Capital gains tax (CGT) is payable on the profit (or gains) you make when you sell any investments that have increased in value over time. 

For example, if you bought shares for £2,000 and later sold them for £10,000, you’d have made a capital gain of £8,000. Tax may then be due on this £8,000 profit.

However, this would only be the case if your gains exceeded your CGT allowance, which stands at £6,000 for the 2023/24 tax year but will drop to £3,000 from 6 April 2024. 

You won’t usually need to pay tax on gifts to your spouse, civil partner or a charity. You also won’t need to pay GCT on certain assets, including any gains you make from:

  • ISAs and PEPs

  • UK government gilts or Premium Bonds

  • Betting, lottery or pool winnings

The amount of CGT due on stocks and shares will depend on your tax bracket. To calculate how much is due, you add your gains to your income – if the total falls within the basic rate tax band, you pay 10%. If it falls within the higher rate tax band, you pay 20%.  

Stamp duty on shares

When you buy shares, you may have to pay stamp duty, which is calculated differently depending on how you buy your shares. 

If you use a stock transfer form, also known as a paper transfer form, and the transaction is over £1,000, you’ll pay stamp duty at a rate of 0.5% (rounded up to the nearest £5). You must send a copy of your stock transfer form to the Stamp Office within 30 days of it being signed and dated. 

If you buy your shares electronically through the computerised register of shares and shareowners system (CREST), you’ll pay Stamp Duty Reserve Tax (SDRT). It is charged at 0.5% and automatically deducted when you buy the shares. 

You must also pay SDRT if you buy shares outside CREST, known as ‘off market’ transactions.

How to pay tax on savings and investments

The way you pay tax on savings and investments will depend on how you usually pay tax.

If you’re employed or receive a pension, HMRC should update your tax code so that you pay the required amount of tax. This should happen automatically for savings interest. But you must inform HMRC if you earn between £1,000 and £10,000 in dividend income. 

You'll need to complete a self-assessment tax return if you earn more than £10,000 from savings and investments. The same applies if you exceed your CGT allowance.

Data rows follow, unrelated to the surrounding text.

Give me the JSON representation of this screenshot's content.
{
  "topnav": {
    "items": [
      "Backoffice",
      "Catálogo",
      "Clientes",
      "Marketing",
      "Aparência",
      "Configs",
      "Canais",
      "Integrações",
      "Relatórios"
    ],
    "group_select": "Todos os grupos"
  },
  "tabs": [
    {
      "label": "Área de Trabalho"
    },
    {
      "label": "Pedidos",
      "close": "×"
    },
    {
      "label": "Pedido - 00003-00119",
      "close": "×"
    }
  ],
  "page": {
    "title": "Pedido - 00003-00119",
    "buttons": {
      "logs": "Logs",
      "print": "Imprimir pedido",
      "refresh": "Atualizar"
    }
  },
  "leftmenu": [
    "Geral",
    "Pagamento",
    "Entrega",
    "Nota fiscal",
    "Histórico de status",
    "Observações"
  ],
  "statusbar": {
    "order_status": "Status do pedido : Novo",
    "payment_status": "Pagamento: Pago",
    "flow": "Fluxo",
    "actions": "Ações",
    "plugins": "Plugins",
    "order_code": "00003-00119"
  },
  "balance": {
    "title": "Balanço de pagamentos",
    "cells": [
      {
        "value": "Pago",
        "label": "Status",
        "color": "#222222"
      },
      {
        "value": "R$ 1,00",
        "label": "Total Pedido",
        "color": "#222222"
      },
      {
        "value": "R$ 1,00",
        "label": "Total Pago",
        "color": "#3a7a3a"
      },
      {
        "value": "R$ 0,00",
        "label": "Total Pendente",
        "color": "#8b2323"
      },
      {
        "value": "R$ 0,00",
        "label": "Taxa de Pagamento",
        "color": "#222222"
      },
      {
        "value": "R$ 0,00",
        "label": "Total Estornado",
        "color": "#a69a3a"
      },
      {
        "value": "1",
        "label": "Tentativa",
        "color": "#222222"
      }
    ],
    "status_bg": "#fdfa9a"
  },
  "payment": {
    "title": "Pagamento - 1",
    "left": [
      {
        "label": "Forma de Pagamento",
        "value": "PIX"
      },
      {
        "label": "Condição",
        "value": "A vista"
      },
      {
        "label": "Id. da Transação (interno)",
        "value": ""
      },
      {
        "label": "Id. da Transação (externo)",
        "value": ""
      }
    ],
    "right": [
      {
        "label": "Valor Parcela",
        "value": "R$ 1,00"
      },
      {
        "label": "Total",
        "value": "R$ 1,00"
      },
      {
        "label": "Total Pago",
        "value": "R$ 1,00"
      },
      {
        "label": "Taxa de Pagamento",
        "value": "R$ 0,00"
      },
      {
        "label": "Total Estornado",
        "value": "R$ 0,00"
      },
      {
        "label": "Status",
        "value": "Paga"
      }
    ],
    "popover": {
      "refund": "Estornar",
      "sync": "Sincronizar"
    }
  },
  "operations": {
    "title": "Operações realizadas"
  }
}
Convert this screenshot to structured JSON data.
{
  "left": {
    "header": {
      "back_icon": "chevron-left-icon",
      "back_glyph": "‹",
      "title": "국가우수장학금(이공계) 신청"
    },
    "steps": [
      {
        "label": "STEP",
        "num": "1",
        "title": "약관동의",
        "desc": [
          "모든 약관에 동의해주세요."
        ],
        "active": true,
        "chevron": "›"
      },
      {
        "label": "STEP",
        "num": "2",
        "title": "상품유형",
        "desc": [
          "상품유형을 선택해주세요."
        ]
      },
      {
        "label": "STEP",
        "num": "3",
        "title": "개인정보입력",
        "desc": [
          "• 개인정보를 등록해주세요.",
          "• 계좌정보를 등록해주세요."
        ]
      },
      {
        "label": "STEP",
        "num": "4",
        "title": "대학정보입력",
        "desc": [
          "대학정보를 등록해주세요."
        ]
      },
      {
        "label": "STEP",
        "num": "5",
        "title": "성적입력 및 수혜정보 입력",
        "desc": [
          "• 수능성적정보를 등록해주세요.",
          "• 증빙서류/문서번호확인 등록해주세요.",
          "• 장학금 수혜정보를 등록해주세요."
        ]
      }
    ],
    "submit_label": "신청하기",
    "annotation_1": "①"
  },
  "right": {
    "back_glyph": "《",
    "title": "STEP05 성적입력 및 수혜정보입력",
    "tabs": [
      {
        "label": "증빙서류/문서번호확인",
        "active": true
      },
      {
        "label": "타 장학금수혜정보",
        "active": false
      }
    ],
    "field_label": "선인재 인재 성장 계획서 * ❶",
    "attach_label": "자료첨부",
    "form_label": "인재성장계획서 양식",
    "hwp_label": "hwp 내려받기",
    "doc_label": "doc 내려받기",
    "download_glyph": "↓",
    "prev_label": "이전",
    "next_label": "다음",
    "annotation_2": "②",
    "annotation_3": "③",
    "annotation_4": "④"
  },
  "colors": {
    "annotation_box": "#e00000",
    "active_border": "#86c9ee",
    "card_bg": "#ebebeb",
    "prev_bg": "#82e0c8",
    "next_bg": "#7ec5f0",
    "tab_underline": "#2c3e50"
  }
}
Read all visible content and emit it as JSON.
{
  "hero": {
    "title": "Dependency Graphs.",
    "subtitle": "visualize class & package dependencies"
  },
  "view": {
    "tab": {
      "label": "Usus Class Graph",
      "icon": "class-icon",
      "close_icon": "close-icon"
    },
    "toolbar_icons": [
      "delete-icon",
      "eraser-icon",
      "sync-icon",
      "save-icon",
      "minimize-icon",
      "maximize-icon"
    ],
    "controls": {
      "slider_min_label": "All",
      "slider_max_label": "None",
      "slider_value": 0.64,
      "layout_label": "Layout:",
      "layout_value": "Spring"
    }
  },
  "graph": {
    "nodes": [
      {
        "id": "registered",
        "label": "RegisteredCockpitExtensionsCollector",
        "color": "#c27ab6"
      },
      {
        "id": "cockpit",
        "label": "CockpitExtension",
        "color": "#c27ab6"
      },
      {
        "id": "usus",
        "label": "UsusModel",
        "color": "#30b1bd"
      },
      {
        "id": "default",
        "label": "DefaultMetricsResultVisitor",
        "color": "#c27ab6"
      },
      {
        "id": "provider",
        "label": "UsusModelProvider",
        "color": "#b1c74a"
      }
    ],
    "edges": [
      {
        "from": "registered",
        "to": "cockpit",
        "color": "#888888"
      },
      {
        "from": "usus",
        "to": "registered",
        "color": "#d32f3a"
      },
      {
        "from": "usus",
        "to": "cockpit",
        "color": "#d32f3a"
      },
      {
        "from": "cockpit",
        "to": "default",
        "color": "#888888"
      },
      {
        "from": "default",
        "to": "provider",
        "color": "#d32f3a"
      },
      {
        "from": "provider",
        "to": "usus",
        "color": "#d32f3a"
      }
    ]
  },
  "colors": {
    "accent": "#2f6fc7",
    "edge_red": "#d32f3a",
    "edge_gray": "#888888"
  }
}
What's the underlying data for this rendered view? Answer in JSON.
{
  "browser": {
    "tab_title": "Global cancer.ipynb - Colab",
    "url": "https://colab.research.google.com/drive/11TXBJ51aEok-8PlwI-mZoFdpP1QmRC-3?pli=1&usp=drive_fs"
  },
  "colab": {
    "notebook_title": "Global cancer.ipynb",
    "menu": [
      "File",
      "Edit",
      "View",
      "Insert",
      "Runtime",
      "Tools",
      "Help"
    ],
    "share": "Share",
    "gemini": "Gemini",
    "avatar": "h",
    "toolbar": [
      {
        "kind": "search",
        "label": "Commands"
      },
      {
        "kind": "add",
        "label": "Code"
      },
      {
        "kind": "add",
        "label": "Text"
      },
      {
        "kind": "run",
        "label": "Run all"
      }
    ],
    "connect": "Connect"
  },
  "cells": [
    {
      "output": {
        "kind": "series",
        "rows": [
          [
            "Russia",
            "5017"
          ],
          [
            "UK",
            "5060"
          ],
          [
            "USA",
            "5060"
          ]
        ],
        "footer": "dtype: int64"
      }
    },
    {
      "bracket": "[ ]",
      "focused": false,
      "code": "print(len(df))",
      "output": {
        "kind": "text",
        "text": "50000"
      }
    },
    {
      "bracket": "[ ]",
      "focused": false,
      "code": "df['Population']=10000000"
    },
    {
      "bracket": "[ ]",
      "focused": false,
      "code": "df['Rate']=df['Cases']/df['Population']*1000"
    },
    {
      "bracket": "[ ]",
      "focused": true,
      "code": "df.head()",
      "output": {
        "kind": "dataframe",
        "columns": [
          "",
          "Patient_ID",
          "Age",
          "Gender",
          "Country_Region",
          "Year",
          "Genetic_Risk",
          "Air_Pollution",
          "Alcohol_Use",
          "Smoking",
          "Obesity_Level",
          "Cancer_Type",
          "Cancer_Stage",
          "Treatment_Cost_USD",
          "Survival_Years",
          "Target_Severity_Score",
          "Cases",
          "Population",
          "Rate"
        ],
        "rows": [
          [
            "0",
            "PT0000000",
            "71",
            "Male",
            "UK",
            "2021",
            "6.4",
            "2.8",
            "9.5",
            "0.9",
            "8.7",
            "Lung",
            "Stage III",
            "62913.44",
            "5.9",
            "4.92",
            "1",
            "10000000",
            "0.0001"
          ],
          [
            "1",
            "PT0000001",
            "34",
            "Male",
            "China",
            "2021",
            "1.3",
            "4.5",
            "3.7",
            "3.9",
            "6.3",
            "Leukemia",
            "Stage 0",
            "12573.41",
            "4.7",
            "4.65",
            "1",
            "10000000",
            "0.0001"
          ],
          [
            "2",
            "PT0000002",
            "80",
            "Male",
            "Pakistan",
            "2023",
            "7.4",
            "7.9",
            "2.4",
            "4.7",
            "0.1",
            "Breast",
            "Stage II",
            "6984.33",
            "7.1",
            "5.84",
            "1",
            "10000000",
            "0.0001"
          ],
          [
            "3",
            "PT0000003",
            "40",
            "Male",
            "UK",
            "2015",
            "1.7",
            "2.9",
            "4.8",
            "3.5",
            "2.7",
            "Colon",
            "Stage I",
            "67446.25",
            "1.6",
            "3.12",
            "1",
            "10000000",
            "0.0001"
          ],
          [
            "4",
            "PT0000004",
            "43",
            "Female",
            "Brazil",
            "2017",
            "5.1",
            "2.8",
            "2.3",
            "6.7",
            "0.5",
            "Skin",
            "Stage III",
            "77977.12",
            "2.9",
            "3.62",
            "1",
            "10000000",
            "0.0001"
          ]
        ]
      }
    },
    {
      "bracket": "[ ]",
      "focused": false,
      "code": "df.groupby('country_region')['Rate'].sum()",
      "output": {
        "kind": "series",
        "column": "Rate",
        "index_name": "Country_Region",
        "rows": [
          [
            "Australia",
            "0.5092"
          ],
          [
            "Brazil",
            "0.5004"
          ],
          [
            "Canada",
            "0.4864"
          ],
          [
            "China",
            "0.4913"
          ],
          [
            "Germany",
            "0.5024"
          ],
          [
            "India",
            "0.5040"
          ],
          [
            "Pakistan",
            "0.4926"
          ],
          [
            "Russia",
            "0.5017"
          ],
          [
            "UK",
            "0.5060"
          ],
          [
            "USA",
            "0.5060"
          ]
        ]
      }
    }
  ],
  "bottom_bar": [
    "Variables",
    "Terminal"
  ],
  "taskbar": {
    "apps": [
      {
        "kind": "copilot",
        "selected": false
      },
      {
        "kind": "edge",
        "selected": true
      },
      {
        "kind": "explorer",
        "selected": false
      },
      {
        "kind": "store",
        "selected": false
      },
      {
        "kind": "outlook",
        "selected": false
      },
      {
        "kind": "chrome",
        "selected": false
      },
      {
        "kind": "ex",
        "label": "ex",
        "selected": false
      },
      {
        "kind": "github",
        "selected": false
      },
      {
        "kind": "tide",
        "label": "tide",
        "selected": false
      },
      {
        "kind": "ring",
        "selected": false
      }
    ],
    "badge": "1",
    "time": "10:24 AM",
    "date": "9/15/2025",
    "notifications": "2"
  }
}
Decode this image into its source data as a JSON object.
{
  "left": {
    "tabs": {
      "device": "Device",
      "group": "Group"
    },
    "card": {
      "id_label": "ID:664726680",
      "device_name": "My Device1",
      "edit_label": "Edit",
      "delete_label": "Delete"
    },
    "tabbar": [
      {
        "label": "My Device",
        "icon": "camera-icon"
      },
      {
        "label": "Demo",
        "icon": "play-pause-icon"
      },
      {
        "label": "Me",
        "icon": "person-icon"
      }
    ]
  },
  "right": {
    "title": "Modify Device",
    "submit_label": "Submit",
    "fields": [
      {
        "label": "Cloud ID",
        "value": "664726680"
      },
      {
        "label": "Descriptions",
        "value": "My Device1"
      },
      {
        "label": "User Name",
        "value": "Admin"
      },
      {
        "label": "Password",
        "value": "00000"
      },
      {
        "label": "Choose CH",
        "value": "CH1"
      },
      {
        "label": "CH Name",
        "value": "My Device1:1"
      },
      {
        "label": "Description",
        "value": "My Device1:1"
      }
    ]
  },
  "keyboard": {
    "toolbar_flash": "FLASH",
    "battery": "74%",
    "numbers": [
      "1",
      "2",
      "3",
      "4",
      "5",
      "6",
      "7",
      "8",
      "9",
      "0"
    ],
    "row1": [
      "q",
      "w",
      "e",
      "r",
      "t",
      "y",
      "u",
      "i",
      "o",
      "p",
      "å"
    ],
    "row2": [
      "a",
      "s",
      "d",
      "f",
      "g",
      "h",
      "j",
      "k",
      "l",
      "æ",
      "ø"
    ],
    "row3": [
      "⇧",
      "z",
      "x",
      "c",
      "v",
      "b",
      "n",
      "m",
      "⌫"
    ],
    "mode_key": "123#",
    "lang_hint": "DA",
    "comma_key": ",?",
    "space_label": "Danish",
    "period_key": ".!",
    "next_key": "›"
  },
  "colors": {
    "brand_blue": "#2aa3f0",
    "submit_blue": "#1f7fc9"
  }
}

What are the most tax-efficient investments?

If you want to reduce the amount of tax you pay on your investments, consider the following options:

  • ISAs: You can save into an ISA tax-free. However, there is a limit to the amount you can stash away into an ISA each tax year. The maximum is currently £20,000. You can use your annual allowance to pay into a cash ISA, stocks and shares ISA, or innovative finance ISA – or a combination of all three.

  • Pensions: When you save into a pension, the government boosts your contributions through tax relief. You’ll receive an extra 20% on your contributions if you're a basic rate taxpayer. If you’re a higher rate taxpayer, you’ll get an extra 40%, while additional rate taxpayers receive 45%. Note that you will usually pay income tax on pension withdrawals that are above your 25% tax-free allowance.  

It’s important to consider these tax implications before making any investment decisions. If you’re unsure about any details, it’s worth talking to a tax adviser for specialist advice.

Comparing helps find the right platforms to grow your portfolio.

About Rachel Wait

View Rachel Wait's full biography here or visit the money.co.uk press centre for our latest news.